- _Exercise directions_
When you reach a picture, pass over it; otherwise repeat the listing word for word.

━━━

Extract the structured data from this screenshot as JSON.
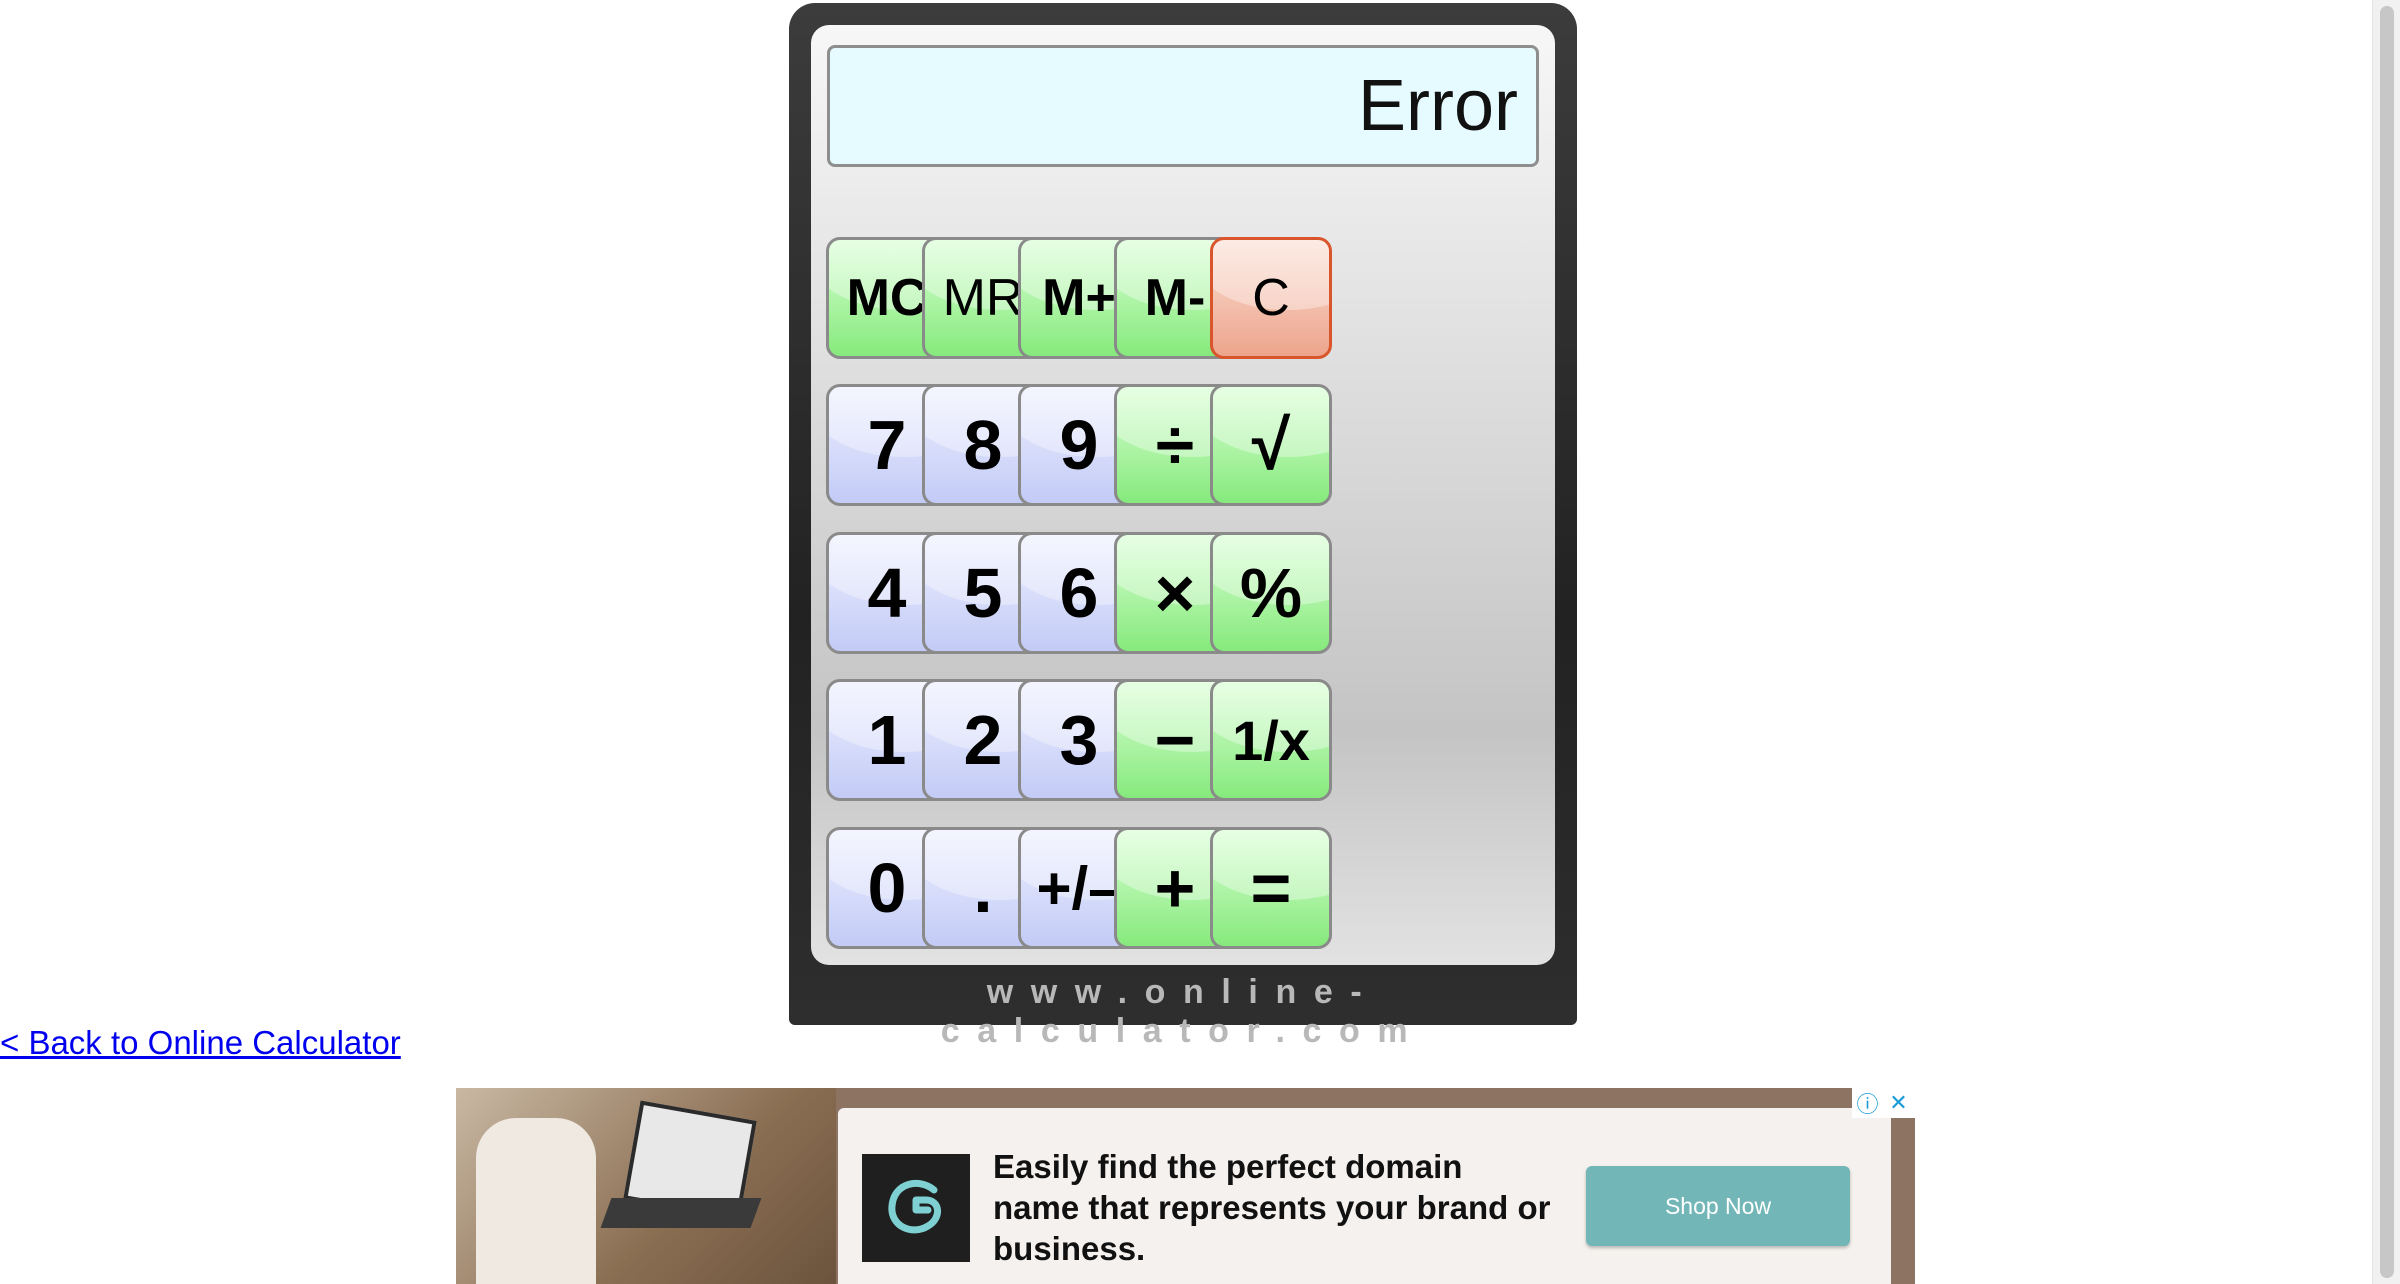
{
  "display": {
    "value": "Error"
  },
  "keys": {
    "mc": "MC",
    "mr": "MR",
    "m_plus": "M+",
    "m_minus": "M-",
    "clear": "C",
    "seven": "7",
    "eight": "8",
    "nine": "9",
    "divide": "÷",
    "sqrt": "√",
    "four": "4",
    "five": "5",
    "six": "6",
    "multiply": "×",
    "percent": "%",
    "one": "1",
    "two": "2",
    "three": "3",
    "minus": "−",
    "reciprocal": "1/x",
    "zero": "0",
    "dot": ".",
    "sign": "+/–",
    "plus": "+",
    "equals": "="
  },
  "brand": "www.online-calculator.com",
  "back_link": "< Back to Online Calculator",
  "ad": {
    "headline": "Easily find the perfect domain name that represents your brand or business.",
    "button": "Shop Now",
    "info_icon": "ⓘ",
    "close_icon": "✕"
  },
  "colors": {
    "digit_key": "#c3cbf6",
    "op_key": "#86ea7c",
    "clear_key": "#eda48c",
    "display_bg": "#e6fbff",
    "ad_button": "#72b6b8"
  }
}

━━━

- _Reply to the exercise_
Extract the structured data from this screenshot as JSON.
{
  "display": {
    "value": "Error"
  },
  "keys": {
    "mc": "MC",
    "mr": "MR",
    "m_plus": "M+",
    "m_minus": "M-",
    "clear": "C",
    "seven": "7",
    "eight": "8",
    "nine": "9",
    "divide": "÷",
    "sqrt": "√",
    "four": "4",
    "five": "5",
    "six": "6",
    "multiply": "×",
    "percent": "%",
    "one": "1",
    "two": "2",
    "three": "3",
    "minus": "−",
    "reciprocal": "1/x",
    "zero": "0",
    "dot": ".",
    "sign": "+/–",
    "plus": "+",
    "equals": "="
  },
  "brand": "www.online-calculator.com",
  "back_link": "< Back to Online Calculator",
  "ad": {
    "headline": "Easily find the perfect domain name that represents your brand or business.",
    "button": "Shop Now",
    "info_icon": "ⓘ",
    "close_icon": "✕"
  },
  "colors": {
    "digit_key": "#c3cbf6",
    "op_key": "#86ea7c",
    "clear_key": "#eda48c",
    "display_bg": "#e6fbff",
    "ad_button": "#72b6b8"
  }
}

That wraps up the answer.